Page and application data records:
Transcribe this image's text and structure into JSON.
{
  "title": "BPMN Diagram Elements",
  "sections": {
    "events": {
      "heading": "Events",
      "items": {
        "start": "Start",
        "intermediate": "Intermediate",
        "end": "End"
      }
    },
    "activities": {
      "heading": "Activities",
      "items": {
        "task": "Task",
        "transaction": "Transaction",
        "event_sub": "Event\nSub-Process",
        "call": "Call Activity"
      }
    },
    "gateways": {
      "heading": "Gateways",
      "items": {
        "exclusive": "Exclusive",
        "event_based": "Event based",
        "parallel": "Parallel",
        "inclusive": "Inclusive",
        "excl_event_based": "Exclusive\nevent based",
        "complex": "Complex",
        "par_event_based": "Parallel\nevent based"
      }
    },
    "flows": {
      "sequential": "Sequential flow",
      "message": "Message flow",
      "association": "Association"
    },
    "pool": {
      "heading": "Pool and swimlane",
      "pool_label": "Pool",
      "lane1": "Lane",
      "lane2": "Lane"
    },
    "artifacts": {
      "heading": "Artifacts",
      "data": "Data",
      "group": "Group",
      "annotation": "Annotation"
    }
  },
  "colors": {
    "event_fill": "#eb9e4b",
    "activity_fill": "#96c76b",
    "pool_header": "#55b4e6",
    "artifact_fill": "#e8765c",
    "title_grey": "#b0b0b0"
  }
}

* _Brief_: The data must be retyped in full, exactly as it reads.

* _Output for this exercise_:
Transcribe this image's text and structure into JSON.
{
  "title": "BPMN Diagram Elements",
  "sections": {
    "events": {
      "heading": "Events",
      "items": {
        "start": "Start",
        "intermediate": "Intermediate",
        "end": "End"
      }
    },
    "activities": {
      "heading": "Activities",
      "items": {
        "task": "Task",
        "transaction": "Transaction",
        "event_sub": "Event\nSub-Process",
        "call": "Call Activity"
      }
    },
    "gateways": {
      "heading": "Gateways",
      "items": {
        "exclusive": "Exclusive",
        "event_based": "Event based",
        "parallel": "Parallel",
        "inclusive": "Inclusive",
        "excl_event_based": "Exclusive\nevent based",
        "complex": "Complex",
        "par_event_based": "Parallel\nevent based"
      }
    },
    "flows": {
      "sequential": "Sequential flow",
      "message": "Message flow",
      "association": "Association"
    },
    "pool": {
      "heading": "Pool and swimlane",
      "pool_label": "Pool",
      "lane1": "Lane",
      "lane2": "Lane"
    },
    "artifacts": {
      "heading": "Artifacts",
      "data": "Data",
      "group": "Group",
      "annotation": "Annotation"
    }
  },
  "colors": {
    "event_fill": "#eb9e4b",
    "activity_fill": "#96c76b",
    "pool_header": "#55b4e6",
    "artifact_fill": "#e8765c",
    "title_grey": "#b0b0b0"
  }
}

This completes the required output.